“Is she blind?” I asked Pretorius.
“Yes, and likewise deaf, mute and a cripple,” he replied, with an unexplained bitterness in the tone of his voice. “One might even go so far as to say she is barely alive.”
I found that I was far from appalled of her incredible frailty. Her utter and complete helplessness actually seemed to magnify her loveliness.
“What is her name?” I asked next.
“Galatea,” he answered.
“I love her,” I confessed, despite myself.
The old man sneered, perhaps doubting the sincerity of my emotions. “Boy, do you not realise what she is?” he said.
I shook my head. I was confused. Had he not just explained to me her peculiar condition?
“Go on,” he continued, “inspect her more closely; touch her bare arm, if it may help you comprehend.”
I did as he instructed. Her skin under her sleeve was impeccably smooth, and with incredible gall, I looked deeply into her unseeing eyes (so clear and perfect that they almost seemed to have been made out of glass)—and understood her for what she was.
But I found that my love for her grew stronger still.
Surely, I must have been considered quite, quite mad to find that it mattered very little to me what Galatea was now. While she had once been alive for some short amount of time, she was now far removed from any notion of life and humanity as the common man might understand—but not to me, or, it seemed, to Pretorius. And I could scarcely begrudge him for making her this way; had I been placed under his circumstances, I, too would have transformed my darling Galatea into her present incarnation, as opposed to surrendering her to death.
I longed to remain with her as long as these emotions held true. However, in her current form, she was fragile, yet eternal, while mine, although superior in its strength, was nevertheless an ephemeral one. I thus resolved to become as Galatea was: a soul eternally encased in porcelain.
Relentlessly, I implored, begged, and pleaded with Pretorius to perform on me the same surgery that he had on Galatea. Eventually, my persistence bore fruit, and he consented to the operation.
The specific process was, at best, described as an amalgam of the finest of the mechanical arts and some exotic form of alchemy. It would be a long and arduous process, Pretorius had warned me, since his age and the complexity of the procedure meant that he could perform it only in intervals. Those first several days were indeed the longest I have ever experienced and the pain—good gods, the pain—was simply without compare. But, as day after day passed, as my skin grew paler, as my limbs stiffened, and as porcelain subsumed flesh and blood, I felt less and less of it.
Pretorius himself would check upon me daily, warning me to cease writing (or even attempting to do so) often, for porcelain was ever so fragile. (Any writing that I may claim authorship from this point onwards was, in fact, dictated to Pretorius, since voluntary movement in my limbs had become immensely difficult.)
We spoke often of Galatea, after I recovered from each surgery. I listened raptly to the stories of her childhood: of how she was as beautiful as she was now (as impossible as I found this idea, for she was certainly more beautiful), and how a prolonged illness that struck her as she approached the zenith of her youth had left Pretorius only too aware of the transience of his daughter’s life, and had set into motion the long process by which she would ultimately be saved.

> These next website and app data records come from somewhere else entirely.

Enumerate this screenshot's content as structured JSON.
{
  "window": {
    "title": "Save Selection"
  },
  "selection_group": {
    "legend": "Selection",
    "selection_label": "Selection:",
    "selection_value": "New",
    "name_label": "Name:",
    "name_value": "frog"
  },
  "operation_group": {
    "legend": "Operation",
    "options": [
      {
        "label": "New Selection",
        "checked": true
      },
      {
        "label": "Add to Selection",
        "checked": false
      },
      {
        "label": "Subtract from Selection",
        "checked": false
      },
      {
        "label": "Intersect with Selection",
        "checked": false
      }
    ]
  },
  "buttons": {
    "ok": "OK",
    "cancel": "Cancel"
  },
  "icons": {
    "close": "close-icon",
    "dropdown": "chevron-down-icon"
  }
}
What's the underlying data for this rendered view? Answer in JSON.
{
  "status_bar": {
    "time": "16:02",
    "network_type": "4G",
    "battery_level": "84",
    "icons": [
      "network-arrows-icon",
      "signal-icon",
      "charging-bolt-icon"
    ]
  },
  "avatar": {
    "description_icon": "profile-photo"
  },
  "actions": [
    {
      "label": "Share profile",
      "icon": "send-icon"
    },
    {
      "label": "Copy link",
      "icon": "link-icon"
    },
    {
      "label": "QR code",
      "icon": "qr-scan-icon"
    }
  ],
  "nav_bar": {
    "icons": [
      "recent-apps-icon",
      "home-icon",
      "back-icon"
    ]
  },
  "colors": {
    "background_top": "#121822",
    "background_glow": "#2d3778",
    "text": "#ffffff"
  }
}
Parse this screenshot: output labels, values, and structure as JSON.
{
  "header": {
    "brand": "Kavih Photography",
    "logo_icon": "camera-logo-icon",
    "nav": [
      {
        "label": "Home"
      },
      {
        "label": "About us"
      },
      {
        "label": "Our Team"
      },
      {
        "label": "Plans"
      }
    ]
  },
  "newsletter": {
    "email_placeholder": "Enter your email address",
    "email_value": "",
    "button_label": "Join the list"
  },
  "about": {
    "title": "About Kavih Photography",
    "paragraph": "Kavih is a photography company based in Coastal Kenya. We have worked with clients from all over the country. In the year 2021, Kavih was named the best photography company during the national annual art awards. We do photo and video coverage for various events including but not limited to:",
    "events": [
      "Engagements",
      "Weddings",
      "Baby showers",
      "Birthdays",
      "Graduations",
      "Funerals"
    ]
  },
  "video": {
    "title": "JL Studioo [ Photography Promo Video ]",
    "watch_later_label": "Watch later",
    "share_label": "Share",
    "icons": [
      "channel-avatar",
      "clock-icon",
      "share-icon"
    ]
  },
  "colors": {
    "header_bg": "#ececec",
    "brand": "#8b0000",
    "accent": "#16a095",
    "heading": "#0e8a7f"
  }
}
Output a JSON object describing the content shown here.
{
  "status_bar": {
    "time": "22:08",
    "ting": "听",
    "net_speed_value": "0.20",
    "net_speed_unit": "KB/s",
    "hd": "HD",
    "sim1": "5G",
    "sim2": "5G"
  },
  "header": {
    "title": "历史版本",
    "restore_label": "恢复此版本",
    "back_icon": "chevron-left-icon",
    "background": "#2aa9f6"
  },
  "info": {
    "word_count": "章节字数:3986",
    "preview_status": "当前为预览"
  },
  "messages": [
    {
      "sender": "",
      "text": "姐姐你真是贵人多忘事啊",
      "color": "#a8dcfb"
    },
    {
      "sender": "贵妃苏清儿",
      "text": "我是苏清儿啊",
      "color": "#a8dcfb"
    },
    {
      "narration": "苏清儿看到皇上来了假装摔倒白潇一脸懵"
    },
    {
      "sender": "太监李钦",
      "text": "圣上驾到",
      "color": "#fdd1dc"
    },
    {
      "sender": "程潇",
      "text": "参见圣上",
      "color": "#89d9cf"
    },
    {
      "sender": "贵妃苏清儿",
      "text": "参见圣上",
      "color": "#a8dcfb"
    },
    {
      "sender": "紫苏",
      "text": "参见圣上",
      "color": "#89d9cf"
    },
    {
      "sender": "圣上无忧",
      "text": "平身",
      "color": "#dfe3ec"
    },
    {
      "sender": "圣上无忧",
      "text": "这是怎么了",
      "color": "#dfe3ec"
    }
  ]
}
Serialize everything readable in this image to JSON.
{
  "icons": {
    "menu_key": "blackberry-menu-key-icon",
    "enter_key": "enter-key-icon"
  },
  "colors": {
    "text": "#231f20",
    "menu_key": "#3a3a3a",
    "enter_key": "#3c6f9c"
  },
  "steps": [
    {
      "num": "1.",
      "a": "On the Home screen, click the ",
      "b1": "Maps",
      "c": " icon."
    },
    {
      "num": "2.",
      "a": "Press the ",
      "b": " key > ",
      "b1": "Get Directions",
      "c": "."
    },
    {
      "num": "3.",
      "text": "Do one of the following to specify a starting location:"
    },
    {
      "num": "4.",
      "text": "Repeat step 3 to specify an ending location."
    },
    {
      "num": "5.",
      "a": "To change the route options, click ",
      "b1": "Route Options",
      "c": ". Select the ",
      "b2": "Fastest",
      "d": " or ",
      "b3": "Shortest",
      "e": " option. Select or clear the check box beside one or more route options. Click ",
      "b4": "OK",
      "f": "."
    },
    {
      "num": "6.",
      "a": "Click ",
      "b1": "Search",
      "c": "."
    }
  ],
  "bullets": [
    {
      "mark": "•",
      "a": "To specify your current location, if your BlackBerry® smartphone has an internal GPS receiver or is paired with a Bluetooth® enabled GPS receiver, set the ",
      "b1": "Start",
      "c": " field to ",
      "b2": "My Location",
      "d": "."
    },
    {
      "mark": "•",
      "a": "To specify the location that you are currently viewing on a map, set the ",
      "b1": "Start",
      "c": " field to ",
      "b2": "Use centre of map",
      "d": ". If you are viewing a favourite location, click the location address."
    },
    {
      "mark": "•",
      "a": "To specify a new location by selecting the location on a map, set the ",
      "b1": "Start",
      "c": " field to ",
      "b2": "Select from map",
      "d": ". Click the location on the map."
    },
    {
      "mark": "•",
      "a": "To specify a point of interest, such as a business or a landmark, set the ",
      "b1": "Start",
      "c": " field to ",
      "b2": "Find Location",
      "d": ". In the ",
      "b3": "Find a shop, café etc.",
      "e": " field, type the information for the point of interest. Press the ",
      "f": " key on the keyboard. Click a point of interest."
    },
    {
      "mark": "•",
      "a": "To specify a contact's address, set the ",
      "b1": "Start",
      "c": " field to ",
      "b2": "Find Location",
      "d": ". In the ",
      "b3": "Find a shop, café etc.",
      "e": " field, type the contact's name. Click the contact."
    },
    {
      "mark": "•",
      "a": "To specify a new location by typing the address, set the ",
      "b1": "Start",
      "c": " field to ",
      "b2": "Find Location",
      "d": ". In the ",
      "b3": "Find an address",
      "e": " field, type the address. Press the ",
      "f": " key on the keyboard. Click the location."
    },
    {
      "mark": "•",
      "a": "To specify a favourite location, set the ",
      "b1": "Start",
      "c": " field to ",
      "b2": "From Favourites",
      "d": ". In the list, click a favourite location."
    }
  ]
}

Pretorius asked me yet again today, as we approached the final few phases of the transformation, if I feared it, as his own beloved Galatea had, and I replied easily that I felt no fear, however, for after the transformation was complete, Galatea and I would be companions for the rest of eternity.